> [SUPPLIED MATERIAL]
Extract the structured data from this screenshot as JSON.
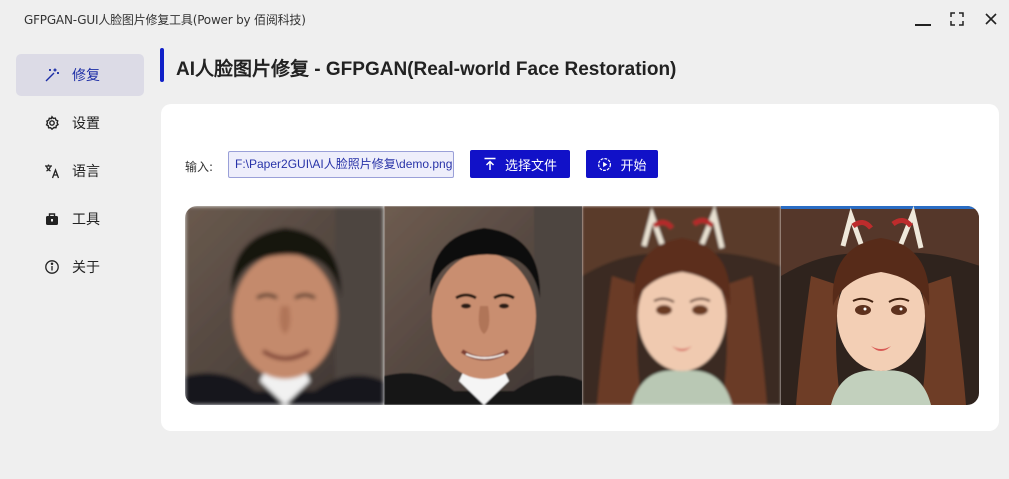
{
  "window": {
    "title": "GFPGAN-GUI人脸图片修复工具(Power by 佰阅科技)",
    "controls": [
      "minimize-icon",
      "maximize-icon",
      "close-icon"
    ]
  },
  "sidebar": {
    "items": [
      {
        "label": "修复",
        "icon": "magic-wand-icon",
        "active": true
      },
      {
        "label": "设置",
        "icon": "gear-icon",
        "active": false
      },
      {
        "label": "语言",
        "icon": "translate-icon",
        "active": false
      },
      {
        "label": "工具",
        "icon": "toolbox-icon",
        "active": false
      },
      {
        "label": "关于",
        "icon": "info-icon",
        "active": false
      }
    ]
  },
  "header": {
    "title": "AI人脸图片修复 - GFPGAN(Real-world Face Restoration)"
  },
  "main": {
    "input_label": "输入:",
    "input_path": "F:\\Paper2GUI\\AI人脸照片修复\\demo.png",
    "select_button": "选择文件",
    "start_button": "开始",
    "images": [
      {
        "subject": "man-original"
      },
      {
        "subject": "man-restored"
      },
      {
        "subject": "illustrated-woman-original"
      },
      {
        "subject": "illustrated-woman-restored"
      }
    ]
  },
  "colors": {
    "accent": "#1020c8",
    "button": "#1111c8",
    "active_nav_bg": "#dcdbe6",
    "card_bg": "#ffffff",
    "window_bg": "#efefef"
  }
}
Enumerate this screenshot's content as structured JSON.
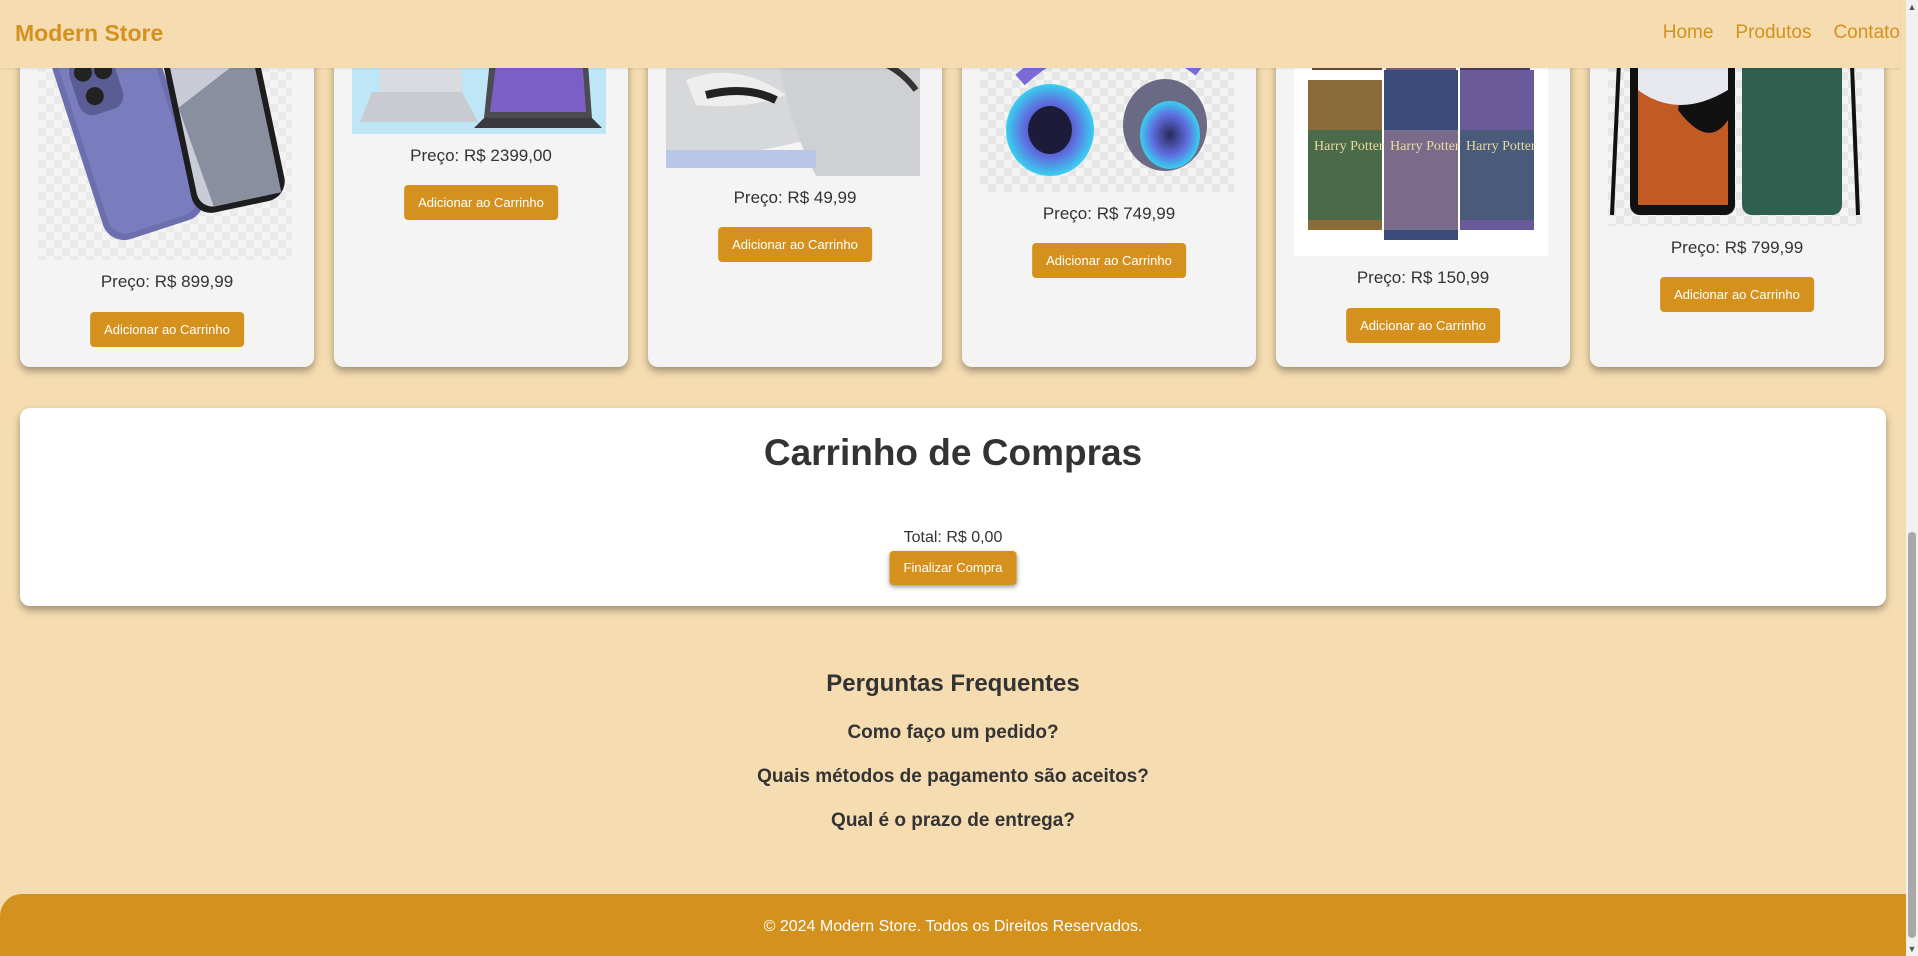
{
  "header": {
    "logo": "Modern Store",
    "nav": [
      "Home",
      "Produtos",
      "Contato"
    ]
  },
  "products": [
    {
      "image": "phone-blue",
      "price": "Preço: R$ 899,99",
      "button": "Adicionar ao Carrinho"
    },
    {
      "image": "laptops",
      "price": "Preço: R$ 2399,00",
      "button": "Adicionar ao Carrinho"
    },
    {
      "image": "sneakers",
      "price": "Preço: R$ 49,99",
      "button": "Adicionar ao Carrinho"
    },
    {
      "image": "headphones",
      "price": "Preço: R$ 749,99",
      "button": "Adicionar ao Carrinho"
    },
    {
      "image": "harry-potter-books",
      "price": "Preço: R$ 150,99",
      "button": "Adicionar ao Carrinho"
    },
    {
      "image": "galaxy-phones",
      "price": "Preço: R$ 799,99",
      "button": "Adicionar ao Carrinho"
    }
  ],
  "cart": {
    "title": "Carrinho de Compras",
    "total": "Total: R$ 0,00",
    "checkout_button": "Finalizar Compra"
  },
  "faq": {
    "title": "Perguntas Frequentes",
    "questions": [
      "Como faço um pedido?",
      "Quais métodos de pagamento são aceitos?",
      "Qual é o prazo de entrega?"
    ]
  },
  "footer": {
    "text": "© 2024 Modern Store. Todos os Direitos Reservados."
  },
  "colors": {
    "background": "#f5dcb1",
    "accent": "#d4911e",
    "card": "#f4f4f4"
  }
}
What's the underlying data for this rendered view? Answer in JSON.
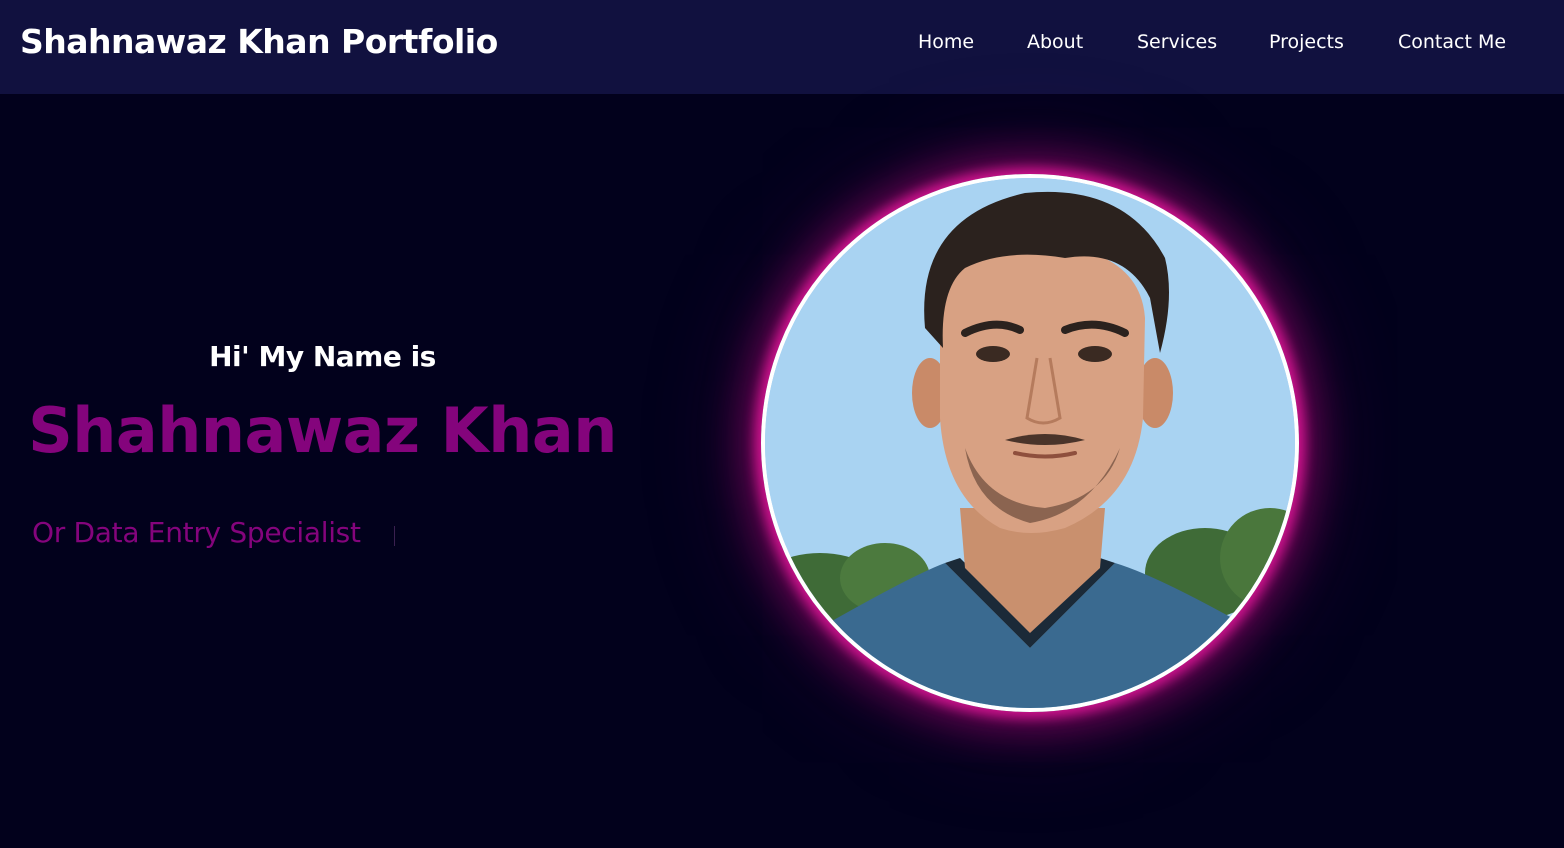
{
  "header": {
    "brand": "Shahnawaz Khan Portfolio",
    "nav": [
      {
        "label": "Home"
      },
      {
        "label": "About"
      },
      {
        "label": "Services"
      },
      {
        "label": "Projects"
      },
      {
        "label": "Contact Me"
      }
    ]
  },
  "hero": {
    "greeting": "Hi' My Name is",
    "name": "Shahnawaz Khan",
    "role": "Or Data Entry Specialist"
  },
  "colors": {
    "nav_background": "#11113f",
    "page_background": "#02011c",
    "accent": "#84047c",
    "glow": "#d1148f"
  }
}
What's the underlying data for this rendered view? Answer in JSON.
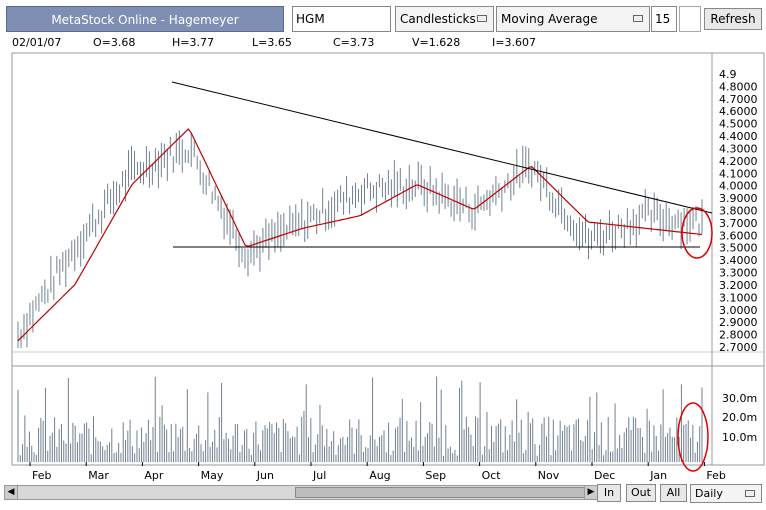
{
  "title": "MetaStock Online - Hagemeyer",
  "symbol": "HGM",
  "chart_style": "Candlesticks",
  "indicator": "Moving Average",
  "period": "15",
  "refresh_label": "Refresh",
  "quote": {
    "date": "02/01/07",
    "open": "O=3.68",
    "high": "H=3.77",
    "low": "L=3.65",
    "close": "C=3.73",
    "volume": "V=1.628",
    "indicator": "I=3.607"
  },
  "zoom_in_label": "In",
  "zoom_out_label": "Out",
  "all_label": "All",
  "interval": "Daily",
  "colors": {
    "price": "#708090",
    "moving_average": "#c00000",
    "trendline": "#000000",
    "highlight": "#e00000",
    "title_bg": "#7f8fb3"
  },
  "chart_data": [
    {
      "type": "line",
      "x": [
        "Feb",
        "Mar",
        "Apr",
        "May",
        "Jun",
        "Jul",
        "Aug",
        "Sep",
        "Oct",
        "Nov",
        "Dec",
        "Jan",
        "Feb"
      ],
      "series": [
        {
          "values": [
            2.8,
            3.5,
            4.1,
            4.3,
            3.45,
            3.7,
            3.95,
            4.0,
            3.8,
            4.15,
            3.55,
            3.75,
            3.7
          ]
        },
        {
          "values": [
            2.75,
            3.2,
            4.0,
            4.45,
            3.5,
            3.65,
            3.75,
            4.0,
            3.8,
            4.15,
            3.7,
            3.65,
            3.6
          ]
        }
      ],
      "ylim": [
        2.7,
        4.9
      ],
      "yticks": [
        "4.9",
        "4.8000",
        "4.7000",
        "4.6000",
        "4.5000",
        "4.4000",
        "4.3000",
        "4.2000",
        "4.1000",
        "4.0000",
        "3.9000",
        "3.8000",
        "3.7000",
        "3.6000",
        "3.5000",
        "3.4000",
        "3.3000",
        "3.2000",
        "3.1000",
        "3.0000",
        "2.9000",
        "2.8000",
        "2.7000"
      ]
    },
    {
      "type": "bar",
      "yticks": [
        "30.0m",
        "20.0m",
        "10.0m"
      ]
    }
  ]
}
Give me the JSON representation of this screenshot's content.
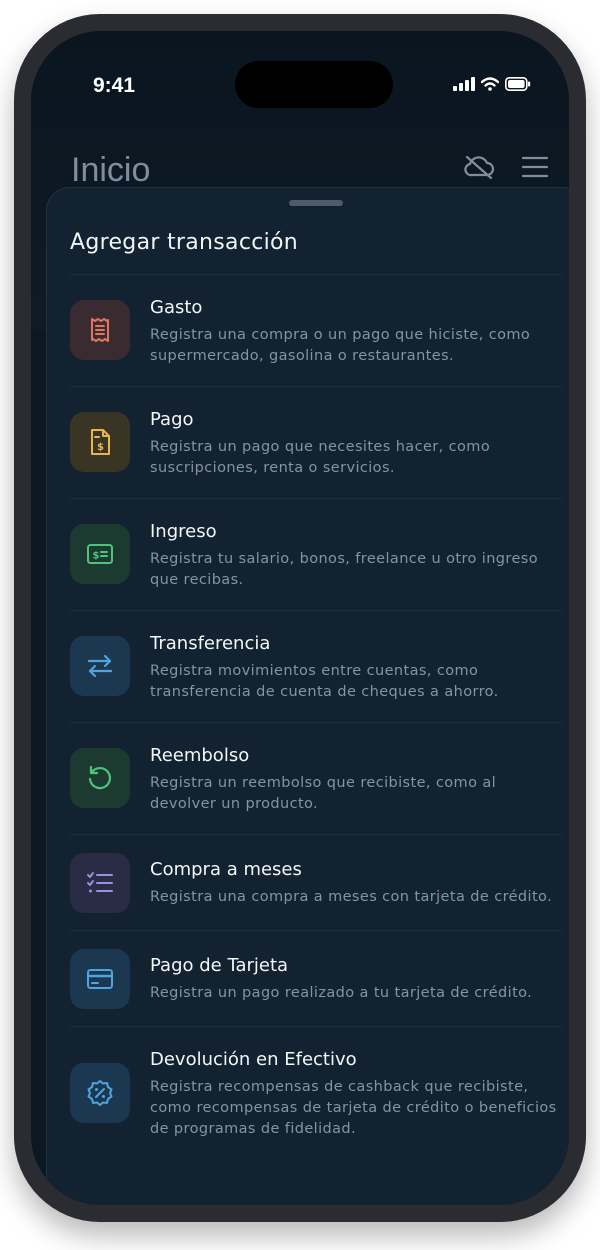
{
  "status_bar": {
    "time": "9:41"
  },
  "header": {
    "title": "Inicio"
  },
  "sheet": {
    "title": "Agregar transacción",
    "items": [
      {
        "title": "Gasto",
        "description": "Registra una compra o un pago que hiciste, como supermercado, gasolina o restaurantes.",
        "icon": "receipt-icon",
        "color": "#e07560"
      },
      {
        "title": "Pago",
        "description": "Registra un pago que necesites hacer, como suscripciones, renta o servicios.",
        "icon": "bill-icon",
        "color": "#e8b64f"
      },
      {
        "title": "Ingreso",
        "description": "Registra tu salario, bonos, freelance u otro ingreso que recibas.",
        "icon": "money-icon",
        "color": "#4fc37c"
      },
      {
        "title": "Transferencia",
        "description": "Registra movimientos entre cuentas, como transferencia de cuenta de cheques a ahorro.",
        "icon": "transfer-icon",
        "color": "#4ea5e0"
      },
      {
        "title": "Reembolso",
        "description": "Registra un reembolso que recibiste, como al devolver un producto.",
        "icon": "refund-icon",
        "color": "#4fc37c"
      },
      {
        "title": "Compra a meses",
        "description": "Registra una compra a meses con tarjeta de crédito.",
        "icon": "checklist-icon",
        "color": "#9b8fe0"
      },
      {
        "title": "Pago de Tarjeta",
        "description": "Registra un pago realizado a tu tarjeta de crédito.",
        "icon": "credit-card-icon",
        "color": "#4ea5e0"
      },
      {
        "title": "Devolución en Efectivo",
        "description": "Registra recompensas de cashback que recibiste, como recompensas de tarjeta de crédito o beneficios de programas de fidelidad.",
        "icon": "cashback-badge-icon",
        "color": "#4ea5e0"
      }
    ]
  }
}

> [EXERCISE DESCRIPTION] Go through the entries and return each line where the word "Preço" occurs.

> [TASK SOLUTION]
      "price": "Preço: R$ 899,99",
      "price": "Preço: R$ 2399,00",
      "price": "Preço: R$ 49,99",
      "price": "Preço: R$ 749,99",
      "price": "Preço: R$ 150,99",
      "price": "Preço: R$ 799,99",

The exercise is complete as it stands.